20th Century LA
Once upon a time, Los Angeles had over 1,000 miles of rail lines. Then they suffered a “revenue shortfall” and replaced those rail lines with buses provided by the likes of General Motors. Now that Los Angeles’ population has skyrocketed exponentially, people are starting to rediscover the appeal in mass transit and options other than cars. This is good, considering we’re estimated to add another 2.4 million sun-worshippers by 2030.
Yet LA Metro wants to nip all that in the bud and be sure we’re happy in our shiny little cages, err cars. Rather than do something sensible, like charge a congestion tax to subsidize the Metro, they’re proposing a fare hike. A fare hike on the means of transportation most needed by the city’s poorest, at a time when this mode of transit is becoming more popular!
We’ve built this gorgeous metro system that travels far and wide, is fast, and pleasant to ride. Yet most Angelenos don’t have much of an incentive to discover it, aside from poverty or a DUI. Some companies offer transit vouchers, but that’s really not enough. There need to be more disincentives to driving than just the risk of being caught staring at your phone or smoking a joint. Yes, many Angelenos find driving so unbearable they have to get stoned WHILE they’re doing it. It’s a bad scene man, and it’s not getting any better.

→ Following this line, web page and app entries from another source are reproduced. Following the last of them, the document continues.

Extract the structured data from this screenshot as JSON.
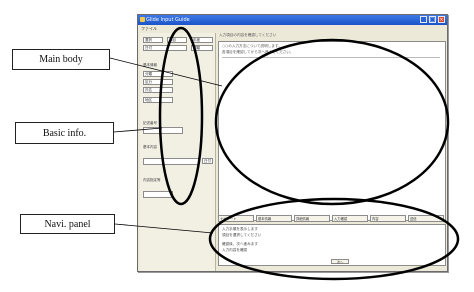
{
  "callouts": {
    "main_body": "Main body",
    "basic_info": "Basic info.",
    "navi_panel": "Navi. panel"
  },
  "window": {
    "title": "Glide Input Guide",
    "menu": "ファイル",
    "left_panel": {
      "selects": [
        "選択",
        "項目",
        "年度",
        "日付",
        "種類",
        "分類",
        "区分"
      ],
      "labels": [
        "基本情報",
        "記述番号",
        "基本内容",
        "内容指定等"
      ],
      "fields": [
        "氏名",
        "地区",
        "日付"
      ]
    },
    "doc_header": "入力項目の内容を確認してください",
    "doc_lines": [
      "○○の入力方法について説明します。",
      "各項目を確認してから次へ進んでください。"
    ],
    "tabs": [
      "ナビゲート",
      "基本情報",
      "詳細情報",
      "入力確認",
      "内容",
      "送信"
    ],
    "navi_lines": [
      "入力手順を表示します",
      "項目を選択してください",
      "確認後、次へ進みます",
      "入力内容を確認"
    ],
    "navi_button": "次へ"
  },
  "colors": {
    "annotation_stroke": "#000000",
    "titlebar": "#2a62d6",
    "window_bg": "#ece9d8"
  }
}
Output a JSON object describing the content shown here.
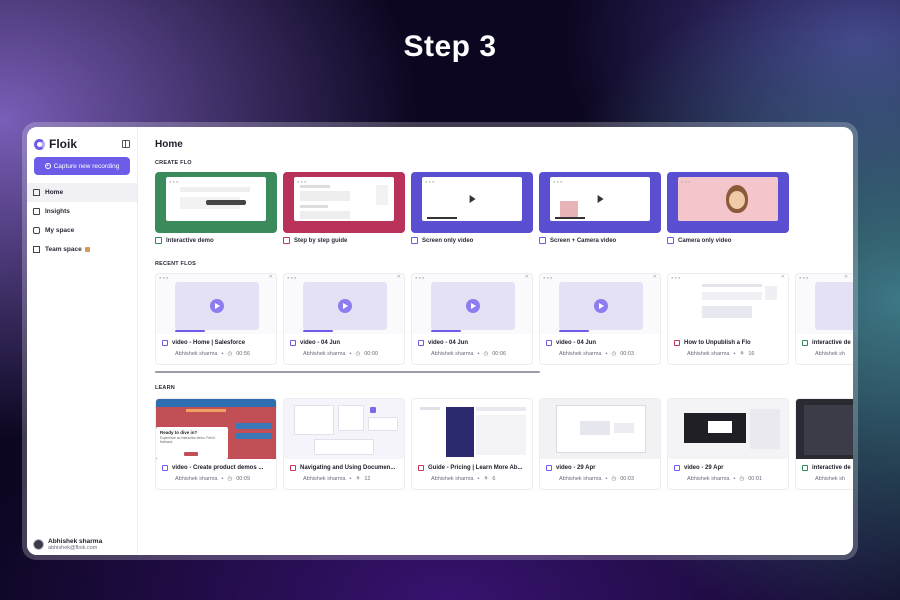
{
  "banner": {
    "title": "Step 3"
  },
  "app": {
    "name": "Floik",
    "capture_label": "Capture new recording",
    "nav": [
      {
        "label": "Home"
      },
      {
        "label": "Insights"
      },
      {
        "label": "My space"
      },
      {
        "label": "Team space"
      }
    ],
    "user": {
      "name": "Abhishek sharma",
      "email": "abhishek@floik.com"
    }
  },
  "main": {
    "title": "Home",
    "create_label": "CREATE FLO",
    "create": [
      {
        "label": "Interactive demo",
        "color": "#3a8a5b"
      },
      {
        "label": "Step by step guide",
        "color": "#b8325a"
      },
      {
        "label": "Screen only video",
        "color": "#5a4fd0"
      },
      {
        "label": "Screen + Camera video",
        "color": "#5a4fd0"
      },
      {
        "label": "Camera only video",
        "color": "#5a4fd0"
      }
    ],
    "recent_label": "RECENT FLOS",
    "recent": [
      {
        "title": "video - Home | Salesforce",
        "author": "Abhishek sharma",
        "stat": "00:56",
        "kind": "video"
      },
      {
        "title": "video - 04 Jun",
        "author": "Abhishek sharma",
        "stat": "00:00",
        "kind": "video"
      },
      {
        "title": "video - 04 Jun",
        "author": "Abhishek sharma",
        "stat": "00:06",
        "kind": "video"
      },
      {
        "title": "video - 04 Jun",
        "author": "Abhishek sharma",
        "stat": "00:03",
        "kind": "video"
      },
      {
        "title": "How to Unpublish a Flo",
        "author": "Abhishek sharma",
        "stat": "16",
        "kind": "doc"
      },
      {
        "title": "interactive de",
        "author": "Abhishek sh",
        "stat": "",
        "kind": "interactive"
      }
    ],
    "learn_label": "LEARN",
    "learn": [
      {
        "title": "video - Create product demos ...",
        "author": "Abhishek sharma",
        "stat": "00:09",
        "kind": "video",
        "overlay_title": "Ready to dive in?",
        "overlay_text": "Experience an interactive demo. Feel it firsthand."
      },
      {
        "title": "Navigating and Using Documen...",
        "author": "Abhishek sharma",
        "stat": "12",
        "kind": "doc"
      },
      {
        "title": "Guide - Pricing | Learn More Ab...",
        "author": "Abhishek sharma",
        "stat": "6",
        "kind": "doc"
      },
      {
        "title": "video - 29 Apr",
        "author": "Abhishek sharma",
        "stat": "00:03",
        "kind": "video"
      },
      {
        "title": "video - 29 Apr",
        "author": "Abhishek sharma",
        "stat": "00:01",
        "kind": "video"
      },
      {
        "title": "interactive de",
        "author": "Abhishek sh",
        "stat": "",
        "kind": "interactive"
      }
    ]
  }
}
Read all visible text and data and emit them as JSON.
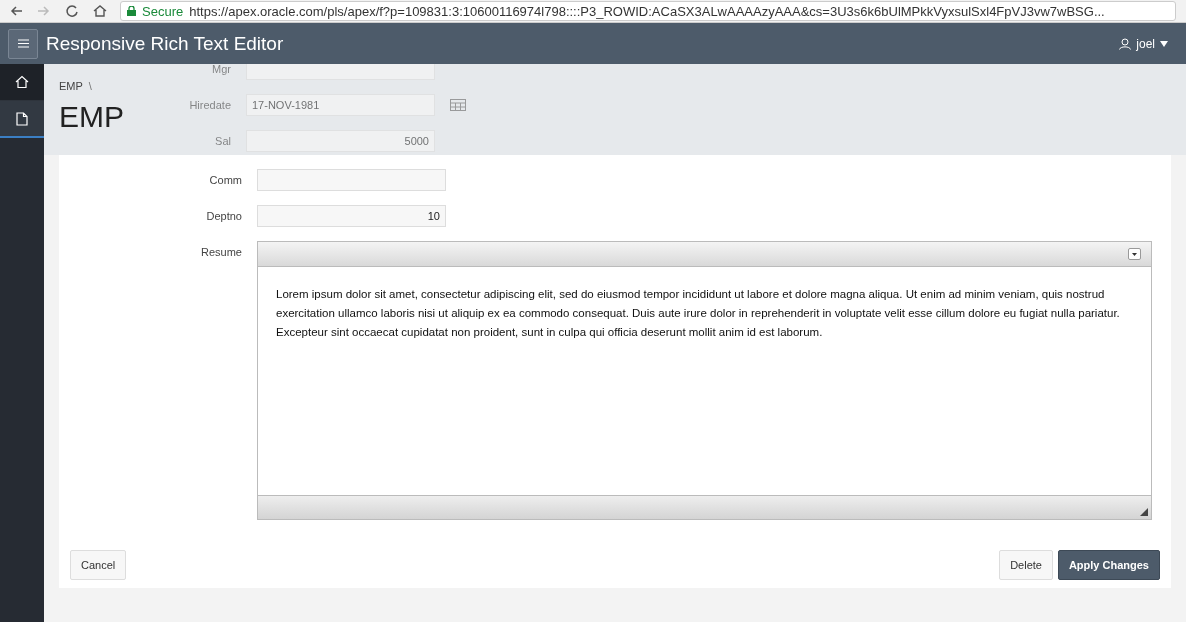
{
  "browser": {
    "secure_label": "Secure",
    "url": "https://apex.oracle.com/pls/apex/f?p=109831:3:10600116974l798::::P3_ROWID:ACaSX3ALwAAAAzyAAA&cs=3U3s6k6bUlMPkkVyxsulSxl4FpVJ3vw7wBSG..."
  },
  "header": {
    "title": "Responsive Rich Text Editor",
    "user": "joel"
  },
  "sidebar": {
    "items": [
      {
        "kind": "home",
        "selected": false
      },
      {
        "kind": "page",
        "selected": true
      }
    ]
  },
  "breadcrumb": "EMP",
  "breadcrumb_separator": "\\",
  "page_title": "EMP",
  "scrolled_fields": [
    {
      "label": "Mgr",
      "kind": "text"
    },
    {
      "label": "Hiredate",
      "value": "17-NOV-1981",
      "kind": "date"
    },
    {
      "label": "Sal",
      "value": "5000",
      "kind": "number"
    }
  ],
  "fields": [
    {
      "label": "Comm"
    },
    {
      "label": "Deptno",
      "value": "10"
    }
  ],
  "resume": {
    "label": "Resume",
    "text": "Lorem ipsum dolor sit amet, consectetur adipiscing elit, sed do eiusmod tempor incididunt ut labore et dolore magna aliqua. Ut enim ad minim veniam, quis nostrud exercitation ullamco laboris nisi ut aliquip ex ea commodo consequat. Duis aute irure dolor in reprehenderit in voluptate velit esse cillum dolore eu fugiat nulla pariatur. Excepteur sint occaecat cupidatat non proident, sunt in culpa qui officia deserunt mollit anim id est laborum."
  },
  "buttons": [
    {
      "label": "Cancel",
      "kind": "default"
    },
    {
      "label": "Delete",
      "kind": "default"
    },
    {
      "label": "Apply Changes",
      "kind": "primary"
    }
  ]
}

As the map above shows clearly, there are enough wealthy people driving into DTLA to subsidize the Metro system, and if that sounds too socialist for you, well, think of it as an incentive for people who want to drive their cars without traffic. Every potential driver on the Metro system is one less driver on our clogged highway system.

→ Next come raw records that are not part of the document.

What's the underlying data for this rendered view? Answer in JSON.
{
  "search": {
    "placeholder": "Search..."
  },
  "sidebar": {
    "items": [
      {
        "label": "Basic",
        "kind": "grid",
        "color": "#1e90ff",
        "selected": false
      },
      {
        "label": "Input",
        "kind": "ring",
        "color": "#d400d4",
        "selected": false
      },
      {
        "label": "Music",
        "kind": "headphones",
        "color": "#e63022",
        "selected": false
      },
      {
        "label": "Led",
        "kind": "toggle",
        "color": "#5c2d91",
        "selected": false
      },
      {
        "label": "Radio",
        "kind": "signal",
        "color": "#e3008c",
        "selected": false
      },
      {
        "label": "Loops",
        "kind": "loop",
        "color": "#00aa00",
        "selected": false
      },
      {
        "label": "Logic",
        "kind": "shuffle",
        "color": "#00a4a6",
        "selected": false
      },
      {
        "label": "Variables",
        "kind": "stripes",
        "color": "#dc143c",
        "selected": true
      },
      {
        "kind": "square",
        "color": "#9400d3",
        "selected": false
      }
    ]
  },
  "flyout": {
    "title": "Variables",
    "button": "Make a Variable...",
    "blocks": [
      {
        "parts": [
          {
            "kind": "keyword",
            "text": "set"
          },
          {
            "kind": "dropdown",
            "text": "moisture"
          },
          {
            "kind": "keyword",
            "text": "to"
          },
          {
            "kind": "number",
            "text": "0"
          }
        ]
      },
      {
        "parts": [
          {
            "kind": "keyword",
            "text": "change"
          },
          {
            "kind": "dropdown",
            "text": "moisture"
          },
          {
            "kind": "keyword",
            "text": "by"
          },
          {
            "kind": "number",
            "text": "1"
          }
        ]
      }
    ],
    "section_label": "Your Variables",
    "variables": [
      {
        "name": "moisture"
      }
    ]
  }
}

So how can we inspire more people to take the transit while keeping costs down? By adding a $12.50/month tax to parking cost, the city could pay the $36.8 million the Metro will need by 2016 and inspire more people to go metro. That’s the cost of about three gallons of gas, and taking the Metro also adds an extra level of peace of mind, even for the well-off.
Taking the Metro sure beats having to pack safety cones in your Lambo…
Here’s An Idea: Tax Drivers Instead Of Raising LA Metro Fares was originally published on CleanTechnica. To read more from CleanTechnica, join over 50,000 other subscribers: Google+ | Email | Facebook | RSS | Twitter.
There are now twice as many Californians walking, biking, or using public transportation on an average day as there were in the year 2000, according to the most recent results from the California Household Travel Survey (CHTS). To be exact, almost 23% of household trips were taken by walking, biking, and public transportation during the [&hellip
Californians Walking, Bicycling, & Using Mass Transit Have Doubled Since 2000 was originally posted on: PlanetSave. To read more from Planetsave, join thousands of others and subscribe to our free RSS feed, follow us on Facebook (also free), follow us on Twitter, or just visit our homepage.
Originally published on Solarbuzz. Over the past three years, solar photovoltaic (PV) installed system prices, module prices, and module production costs have all fallen by more than 50%, while a shakeout of uncompetitive PV cell manufacturers has caus…
A new report from Bloomberg New Energy Finance (BNEF) has shown that California may cut its transport fuel consumption by more than a billion gallons per year by 2020 due to policy initiatives and a burgeoning electric and high-efficiency vehicle culture. According to Bloomberg, “the analysis puts forward two scenarios for the development of gasoline demand
California May Cut Transport Fuel Consumption 1 Billion Gallons+ Per Year, Blazing US Trail was originally published on: CleanTechnica.